* [Exercise aim] Reproduce the records below in full and without edits, omitting images.

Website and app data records
####

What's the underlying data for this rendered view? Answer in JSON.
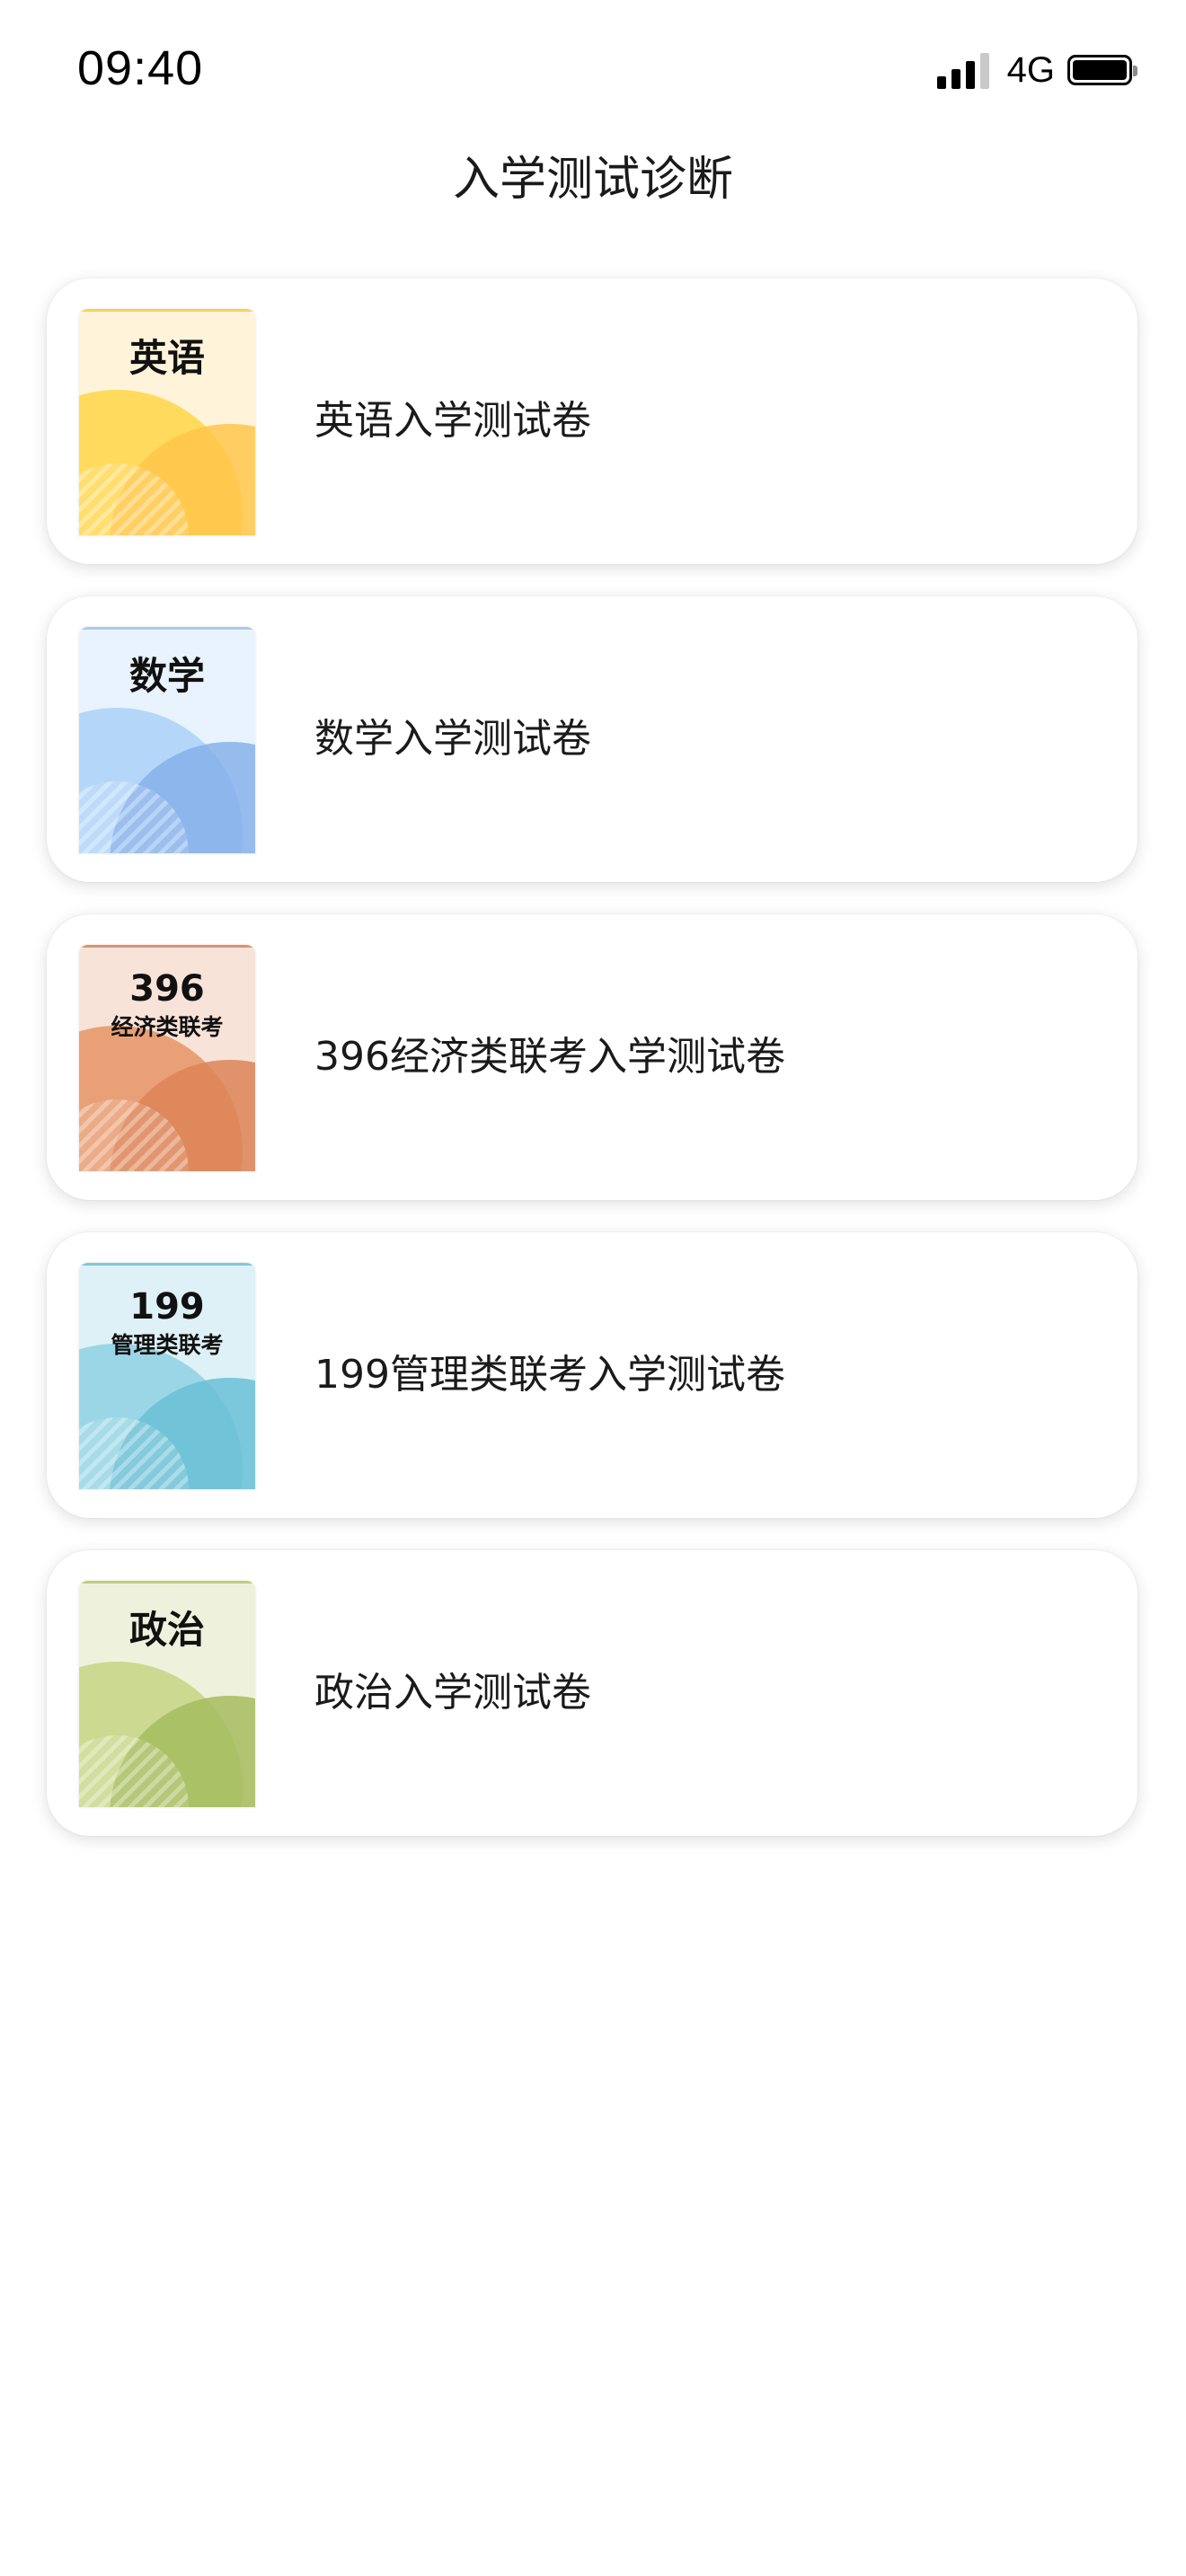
{
  "status_bar": {
    "time": "09:40",
    "network": "4G",
    "icons": [
      "signal-bars-icon",
      "battery-icon"
    ]
  },
  "page": {
    "title": "入学测试诊断"
  },
  "courses": [
    {
      "cover_label": "英语",
      "cover_sublabel": "",
      "title": "英语入学测试卷",
      "colors": {
        "bg": "#FFF4DA",
        "accent1": "#FFD74E",
        "accent2": "#FFC54B",
        "border": "#F4D15A"
      }
    },
    {
      "cover_label": "数学",
      "cover_sublabel": "",
      "title": "数学入学测试卷",
      "colors": {
        "bg": "#E8F3FD",
        "accent1": "#AED4F8",
        "accent2": "#86B1EA",
        "border": "#A8CBEE"
      }
    },
    {
      "cover_label": "396",
      "cover_sublabel": "经济类联考",
      "title": "396经济类联考入学测试卷",
      "colors": {
        "bg": "#F8E3D8",
        "accent1": "#E7986C",
        "accent2": "#DC8458",
        "border": "#D9946E"
      }
    },
    {
      "cover_label": "199",
      "cover_sublabel": "管理类联考",
      "title": "199管理类联考入学测试卷",
      "colors": {
        "bg": "#DDF1F6",
        "accent1": "#92D3E3",
        "accent2": "#6ABFD6",
        "border": "#7EC8DC"
      }
    },
    {
      "cover_label": "政治",
      "cover_sublabel": "",
      "title": "政治入学测试卷",
      "colors": {
        "bg": "#EEF2DC",
        "accent1": "#C6D787",
        "accent2": "#A6BC5E",
        "border": "#BCCD7A"
      }
    }
  ]
}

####

* [Answer section]
What's the underlying data for this rendered view? Answer in JSON.
{
  "status_bar": {
    "time": "09:40",
    "network": "4G",
    "icons": [
      "signal-bars-icon",
      "battery-icon"
    ]
  },
  "page": {
    "title": "入学测试诊断"
  },
  "courses": [
    {
      "cover_label": "英语",
      "cover_sublabel": "",
      "title": "英语入学测试卷",
      "colors": {
        "bg": "#FFF4DA",
        "accent1": "#FFD74E",
        "accent2": "#FFC54B",
        "border": "#F4D15A"
      }
    },
    {
      "cover_label": "数学",
      "cover_sublabel": "",
      "title": "数学入学测试卷",
      "colors": {
        "bg": "#E8F3FD",
        "accent1": "#AED4F8",
        "accent2": "#86B1EA",
        "border": "#A8CBEE"
      }
    },
    {
      "cover_label": "396",
      "cover_sublabel": "经济类联考",
      "title": "396经济类联考入学测试卷",
      "colors": {
        "bg": "#F8E3D8",
        "accent1": "#E7986C",
        "accent2": "#DC8458",
        "border": "#D9946E"
      }
    },
    {
      "cover_label": "199",
      "cover_sublabel": "管理类联考",
      "title": "199管理类联考入学测试卷",
      "colors": {
        "bg": "#DDF1F6",
        "accent1": "#92D3E3",
        "accent2": "#6ABFD6",
        "border": "#7EC8DC"
      }
    },
    {
      "cover_label": "政治",
      "cover_sublabel": "",
      "title": "政治入学测试卷",
      "colors": {
        "bg": "#EEF2DC",
        "accent1": "#C6D787",
        "accent2": "#A6BC5E",
        "border": "#BCCD7A"
      }
    }
  ]
}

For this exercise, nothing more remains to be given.